Dataset rows for apps and sites
* * *

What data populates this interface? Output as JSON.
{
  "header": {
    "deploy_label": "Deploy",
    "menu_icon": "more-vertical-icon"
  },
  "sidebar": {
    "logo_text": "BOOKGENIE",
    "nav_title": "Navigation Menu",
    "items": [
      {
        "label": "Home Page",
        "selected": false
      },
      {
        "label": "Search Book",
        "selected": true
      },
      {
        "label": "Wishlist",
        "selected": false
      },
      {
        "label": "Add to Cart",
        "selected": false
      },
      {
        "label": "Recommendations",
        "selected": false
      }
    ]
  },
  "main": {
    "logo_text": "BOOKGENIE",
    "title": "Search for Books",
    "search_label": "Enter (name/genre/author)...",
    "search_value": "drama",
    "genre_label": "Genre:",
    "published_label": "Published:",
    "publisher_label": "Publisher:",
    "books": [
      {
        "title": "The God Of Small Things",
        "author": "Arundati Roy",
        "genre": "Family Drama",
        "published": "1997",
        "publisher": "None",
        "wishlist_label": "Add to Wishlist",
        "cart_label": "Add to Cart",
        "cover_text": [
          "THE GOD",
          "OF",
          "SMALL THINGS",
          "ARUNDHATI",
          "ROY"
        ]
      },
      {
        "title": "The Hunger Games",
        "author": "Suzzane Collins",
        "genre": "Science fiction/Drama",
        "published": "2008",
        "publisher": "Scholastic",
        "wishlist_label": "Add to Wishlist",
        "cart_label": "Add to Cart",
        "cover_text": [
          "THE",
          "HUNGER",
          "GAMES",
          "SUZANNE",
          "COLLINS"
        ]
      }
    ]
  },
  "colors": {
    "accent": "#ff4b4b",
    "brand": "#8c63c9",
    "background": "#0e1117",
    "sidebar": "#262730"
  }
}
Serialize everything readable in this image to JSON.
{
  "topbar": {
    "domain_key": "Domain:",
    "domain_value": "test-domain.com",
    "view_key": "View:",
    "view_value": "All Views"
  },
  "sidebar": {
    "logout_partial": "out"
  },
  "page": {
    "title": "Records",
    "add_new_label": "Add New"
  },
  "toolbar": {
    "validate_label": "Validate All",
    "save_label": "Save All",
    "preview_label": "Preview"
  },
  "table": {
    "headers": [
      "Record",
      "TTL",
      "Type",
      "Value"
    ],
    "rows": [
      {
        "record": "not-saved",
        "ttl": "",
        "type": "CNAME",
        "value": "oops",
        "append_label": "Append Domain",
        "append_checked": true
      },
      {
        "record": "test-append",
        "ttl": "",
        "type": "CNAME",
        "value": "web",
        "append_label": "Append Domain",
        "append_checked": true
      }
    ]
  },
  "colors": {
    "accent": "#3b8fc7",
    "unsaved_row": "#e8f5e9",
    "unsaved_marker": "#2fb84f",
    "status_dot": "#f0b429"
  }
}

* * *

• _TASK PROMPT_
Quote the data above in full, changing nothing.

• _RESPONSE TO THE TASK_
What data populates this interface? Output as JSON.
{
  "header": {
    "deploy_label": "Deploy",
    "menu_icon": "more-vertical-icon"
  },
  "sidebar": {
    "logo_text": "BOOKGENIE",
    "nav_title": "Navigation Menu",
    "items": [
      {
        "label": "Home Page",
        "selected": false
      },
      {
        "label": "Search Book",
        "selected": true
      },
      {
        "label": "Wishlist",
        "selected": false
      },
      {
        "label": "Add to Cart",
        "selected": false
      },
      {
        "label": "Recommendations",
        "selected": false
      }
    ]
  },
  "main": {
    "logo_text": "BOOKGENIE",
    "title": "Search for Books",
    "search_label": "Enter (name/genre/author)...",
    "search_value": "drama",
    "genre_label": "Genre:",
    "published_label": "Published:",
    "publisher_label": "Publisher:",
    "books": [
      {
        "title": "The God Of Small Things",
        "author": "Arundati Roy",
        "genre": "Family Drama",
        "published": "1997",
        "publisher": "None",
        "wishlist_label": "Add to Wishlist",
        "cart_label": "Add to Cart",
        "cover_text": [
          "THE GOD",
          "OF",
          "SMALL THINGS",
          "ARUNDHATI",
          "ROY"
        ]
      },
      {
        "title": "The Hunger Games",
        "author": "Suzzane Collins",
        "genre": "Science fiction/Drama",
        "published": "2008",
        "publisher": "Scholastic",
        "wishlist_label": "Add to Wishlist",
        "cart_label": "Add to Cart",
        "cover_text": [
          "THE",
          "HUNGER",
          "GAMES",
          "SUZANNE",
          "COLLINS"
        ]
      }
    ]
  },
  "colors": {
    "accent": "#ff4b4b",
    "brand": "#8c63c9",
    "background": "#0e1117",
    "sidebar": "#262730"
  }
}
Serialize everything readable in this image to JSON.
{
  "topbar": {
    "domain_key": "Domain:",
    "domain_value": "test-domain.com",
    "view_key": "View:",
    "view_value": "All Views"
  },
  "sidebar": {
    "logout_partial": "out"
  },
  "page": {
    "title": "Records",
    "add_new_label": "Add New"
  },
  "toolbar": {
    "validate_label": "Validate All",
    "save_label": "Save All",
    "preview_label": "Preview"
  },
  "table": {
    "headers": [
      "Record",
      "TTL",
      "Type",
      "Value"
    ],
    "rows": [
      {
        "record": "not-saved",
        "ttl": "",
        "type": "CNAME",
        "value": "oops",
        "append_label": "Append Domain",
        "append_checked": true
      },
      {
        "record": "test-append",
        "ttl": "",
        "type": "CNAME",
        "value": "web",
        "append_label": "Append Domain",
        "append_checked": true
      }
    ]
  },
  "colors": {
    "accent": "#3b8fc7",
    "unsaved_row": "#e8f5e9",
    "unsaved_marker": "#2fb84f",
    "status_dot": "#f0b429"
  }
}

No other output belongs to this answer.